YOUR OBJECTIVE: You are asked to copy the entire listing exactly, apart from its pictures.

RECORDS SUPPLIED:
◆ ◆ ◆ ◆
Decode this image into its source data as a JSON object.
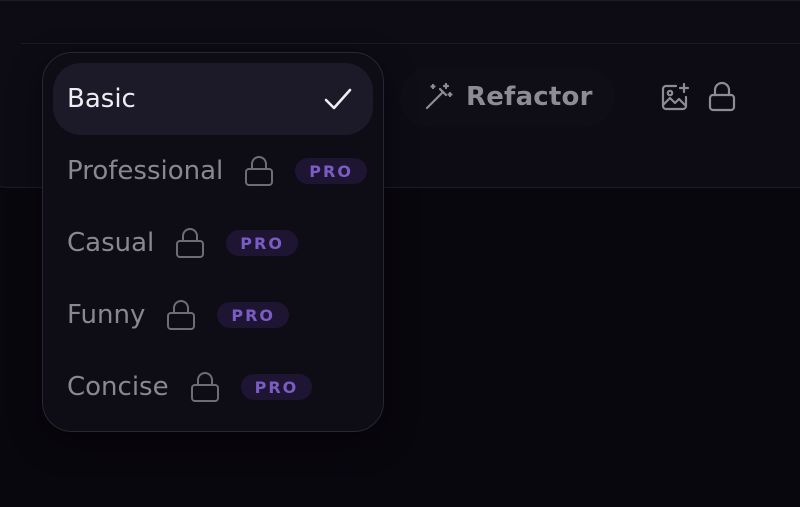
{
  "toolbar": {
    "refactor_label": "Refactor",
    "refactor_icon": "magic-wand-icon",
    "image_icon": "image-plus-icon",
    "lock_icon": "lock-icon"
  },
  "tone_menu": {
    "selected": "Basic",
    "options": [
      {
        "label": "Basic",
        "locked": false,
        "badge": ""
      },
      {
        "label": "Professional",
        "locked": true,
        "badge": "PRO"
      },
      {
        "label": "Casual",
        "locked": true,
        "badge": "PRO"
      },
      {
        "label": "Funny",
        "locked": true,
        "badge": "PRO"
      },
      {
        "label": "Concise",
        "locked": true,
        "badge": "PRO"
      }
    ]
  },
  "colors": {
    "background": "#09070e",
    "panel": "#0d0b14",
    "selected_row": "#1c1a28",
    "text_muted": "#8a8794",
    "text_active": "#eeeef2",
    "pro_badge_bg": "#1e1533",
    "pro_badge_text": "#7b5cc4"
  }
}
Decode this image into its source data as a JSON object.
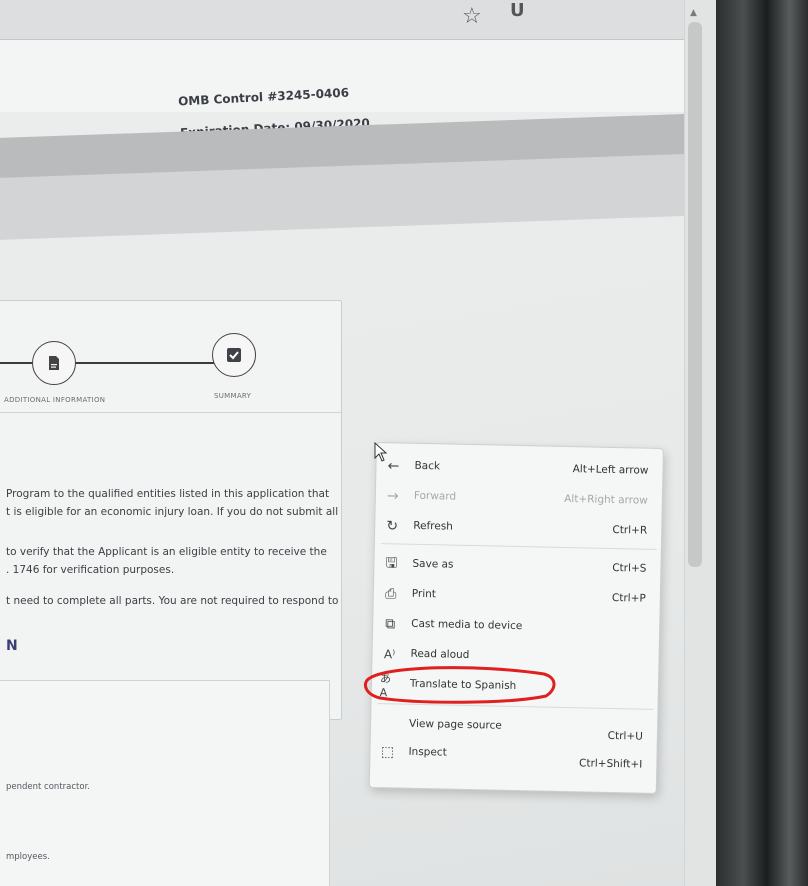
{
  "header": {
    "omb_control": "OMB Control #3245-0406",
    "expiration": "Expiration Date: 09/30/2020"
  },
  "progress": {
    "steps": [
      {
        "label": "ADDITIONAL INFORMATION",
        "icon": "document-icon"
      },
      {
        "label": "SUMMARY",
        "icon": "checkbox-icon"
      }
    ]
  },
  "body": {
    "lines": [
      "Program to the qualified entities listed in this application that",
      "t is eligible for an economic injury loan. If you do not submit all",
      "to verify that the Applicant is an eligible entity to receive the",
      ". 1746 for verification purposes.",
      "t need to complete all parts. You are not required to respond to"
    ],
    "heading": "N",
    "small_lines": [
      "pendent contractor.",
      "mployees."
    ]
  },
  "context_menu": {
    "items": [
      {
        "label": "Back",
        "shortcut": "Alt+Left arrow",
        "icon": "back-arrow-icon",
        "enabled": true
      },
      {
        "label": "Forward",
        "shortcut": "Alt+Right arrow",
        "icon": "forward-arrow-icon",
        "enabled": false
      },
      {
        "label": "Refresh",
        "shortcut": "Ctrl+R",
        "icon": "refresh-icon",
        "enabled": true
      },
      {
        "label": "Save as",
        "shortcut": "Ctrl+S",
        "icon": "save-icon",
        "enabled": true
      },
      {
        "label": "Print",
        "shortcut": "Ctrl+P",
        "icon": "print-icon",
        "enabled": true
      },
      {
        "label": "Cast media to device",
        "shortcut": "",
        "icon": "cast-icon",
        "enabled": true
      },
      {
        "label": "Read aloud",
        "shortcut": "",
        "icon": "read-aloud-icon",
        "enabled": true
      },
      {
        "label": "Translate to Spanish",
        "shortcut": "",
        "icon": "translate-icon",
        "enabled": true
      },
      {
        "label": "View page source",
        "shortcut": "Ctrl+U",
        "icon": "",
        "enabled": true
      },
      {
        "label": "Inspect",
        "shortcut": "Ctrl+Shift+I",
        "icon": "inspect-icon",
        "enabled": true
      }
    ]
  },
  "colors": {
    "annotation": "#e0201e",
    "heading": "#3c3f74"
  }
}
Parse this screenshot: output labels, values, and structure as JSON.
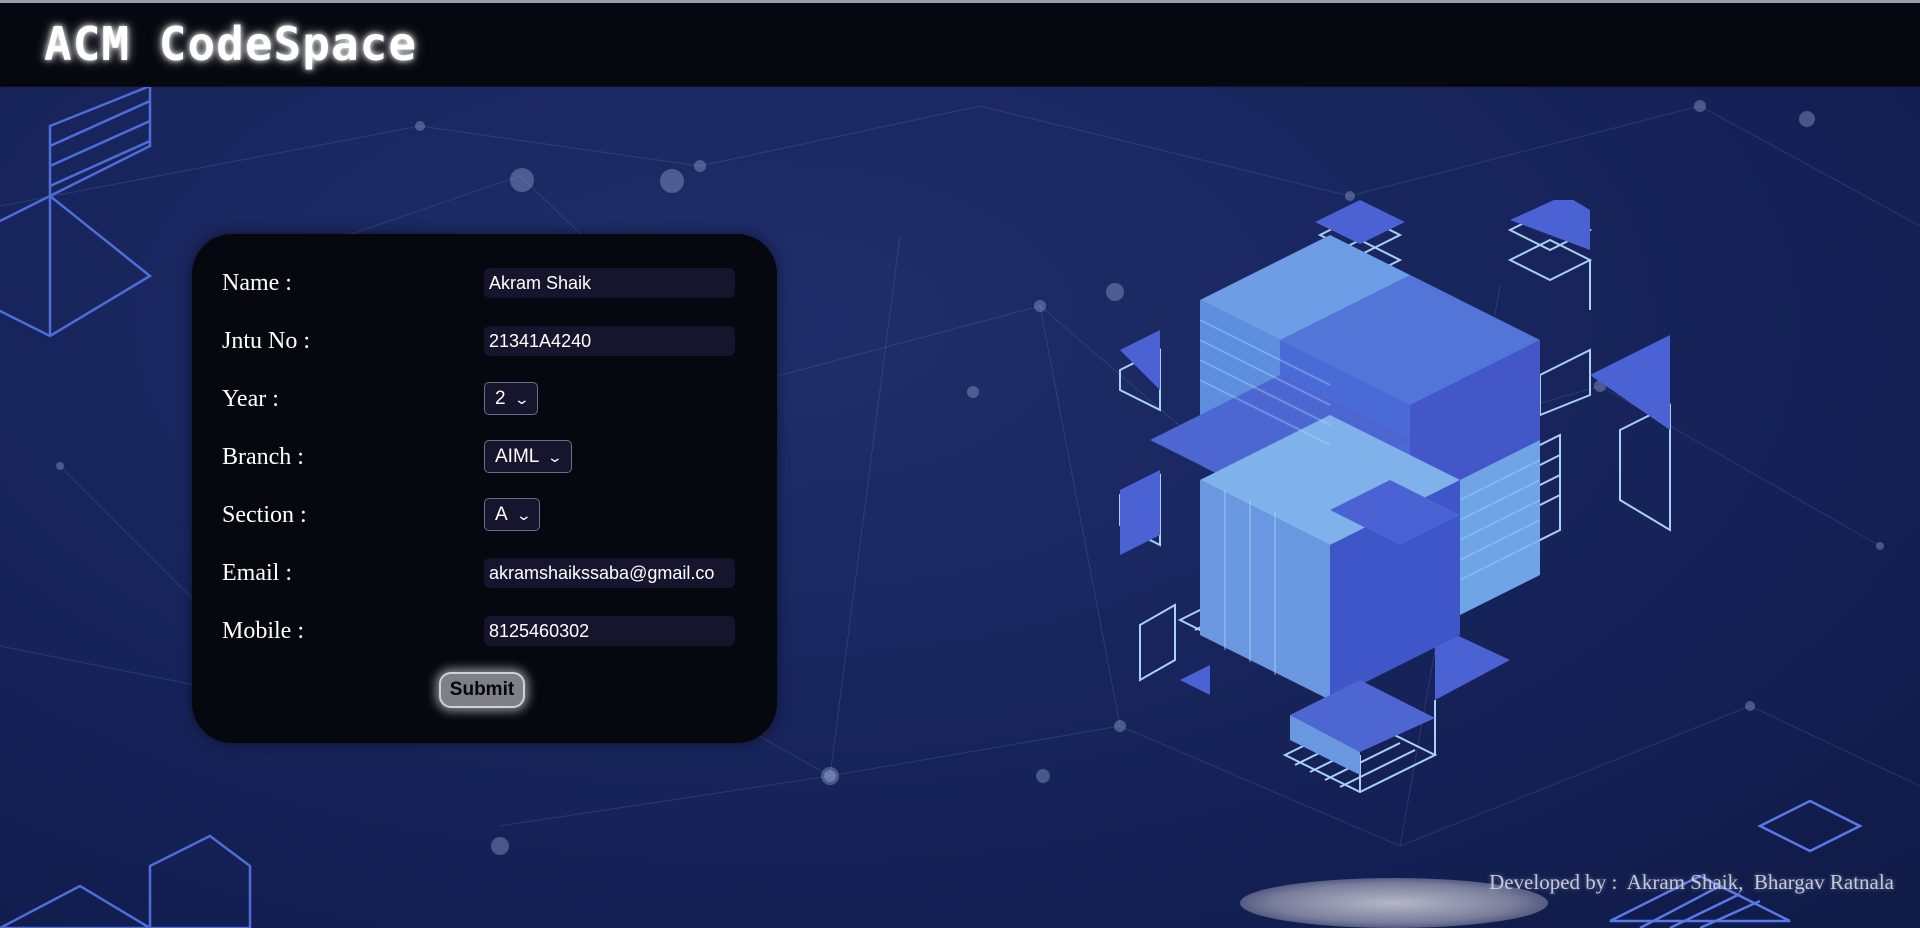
{
  "header": {
    "title": "ACM CodeSpace"
  },
  "form": {
    "fields": [
      {
        "label": "Name :",
        "value": "Akram Shaik"
      },
      {
        "label": "Jntu No :",
        "value": "21341A4240"
      },
      {
        "label": "Year :",
        "value": "2"
      },
      {
        "label": "Branch :",
        "value": "AIML"
      },
      {
        "label": "Section :",
        "value": "A"
      },
      {
        "label": "Email :",
        "value": "akramshaikssaba@gmail.co"
      },
      {
        "label": "Mobile :",
        "value": "8125460302"
      }
    ],
    "submit_label": "Submit"
  },
  "footer": {
    "credit": "Developed by :  Akram Shaik,  Bhargav Ratnala"
  },
  "colors": {
    "background": "#182558",
    "header": "#05080f",
    "card": "#06080f",
    "input": "#15162e",
    "accent_blue": "#3f55c8"
  }
}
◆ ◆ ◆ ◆
ANSWER BOX:
Decode this image into its source data as a JSON object.
{
  "toolbar": {
    "refactor_label": "Refactor",
    "refactor_icon": "magic-wand-icon",
    "image_icon": "image-plus-icon",
    "lock_icon": "lock-icon"
  },
  "tone_menu": {
    "selected": "Basic",
    "options": [
      {
        "label": "Basic",
        "locked": false,
        "badge": ""
      },
      {
        "label": "Professional",
        "locked": true,
        "badge": "PRO"
      },
      {
        "label": "Casual",
        "locked": true,
        "badge": "PRO"
      },
      {
        "label": "Funny",
        "locked": true,
        "badge": "PRO"
      },
      {
        "label": "Concise",
        "locked": true,
        "badge": "PRO"
      }
    ]
  },
  "colors": {
    "background": "#09070e",
    "panel": "#0d0b14",
    "selected_row": "#1c1a28",
    "text_muted": "#8a8794",
    "text_active": "#eeeef2",
    "pro_badge_bg": "#1e1533",
    "pro_badge_text": "#7b5cc4"
  }
}
Decode this image into its source data as a JSON object.
{
  "header": {
    "omb_control": "OMB Control #3245-0406",
    "expiration": "Expiration Date: 09/30/2020"
  },
  "progress": {
    "steps": [
      {
        "label": "ADDITIONAL INFORMATION",
        "icon": "document-icon"
      },
      {
        "label": "SUMMARY",
        "icon": "checkbox-icon"
      }
    ]
  },
  "body": {
    "lines": [
      "Program to the qualified entities listed in this application that",
      "t is eligible for an economic injury loan. If you do not submit all",
      "to verify that the Applicant is an eligible entity to receive the",
      ". 1746 for verification purposes.",
      "t need to complete all parts. You are not required to respond to"
    ],
    "heading": "N",
    "small_lines": [
      "pendent contractor.",
      "mployees."
    ]
  },
  "context_menu": {
    "items": [
      {
        "label": "Back",
        "shortcut": "Alt+Left arrow",
        "icon": "back-arrow-icon",
        "enabled": true
      },
      {
        "label": "Forward",
        "shortcut": "Alt+Right arrow",
        "icon": "forward-arrow-icon",
        "enabled": false
      },
      {
        "label": "Refresh",
        "shortcut": "Ctrl+R",
        "icon": "refresh-icon",
        "enabled": true
      },
      {
        "label": "Save as",
        "shortcut": "Ctrl+S",
        "icon": "save-icon",
        "enabled": true
      },
      {
        "label": "Print",
        "shortcut": "Ctrl+P",
        "icon": "print-icon",
        "enabled": true
      },
      {
        "label": "Cast media to device",
        "shortcut": "",
        "icon": "cast-icon",
        "enabled": true
      },
      {
        "label": "Read aloud",
        "shortcut": "",
        "icon": "read-aloud-icon",
        "enabled": true
      },
      {
        "label": "Translate to Spanish",
        "shortcut": "",
        "icon": "translate-icon",
        "enabled": true
      },
      {
        "label": "View page source",
        "shortcut": "Ctrl+U",
        "icon": "",
        "enabled": true
      },
      {
        "label": "Inspect",
        "shortcut": "Ctrl+Shift+I",
        "icon": "inspect-icon",
        "enabled": true
      }
    ]
  },
  "colors": {
    "annotation": "#e0201e",
    "heading": "#3c3f74"
  }
}
Parse this screenshot: output labels, values, and structure as JSON.
{
  "header": {
    "title": "ACM CodeSpace"
  },
  "form": {
    "fields": [
      {
        "label": "Name :",
        "value": "Akram Shaik"
      },
      {
        "label": "Jntu No :",
        "value": "21341A4240"
      },
      {
        "label": "Year :",
        "value": "2"
      },
      {
        "label": "Branch :",
        "value": "AIML"
      },
      {
        "label": "Section :",
        "value": "A"
      },
      {
        "label": "Email :",
        "value": "akramshaikssaba@gmail.co"
      },
      {
        "label": "Mobile :",
        "value": "8125460302"
      }
    ],
    "submit_label": "Submit"
  },
  "footer": {
    "credit": "Developed by :  Akram Shaik,  Bhargav Ratnala"
  },
  "colors": {
    "background": "#182558",
    "header": "#05080f",
    "card": "#06080f",
    "input": "#15162e",
    "accent_blue": "#3f55c8"
  }
}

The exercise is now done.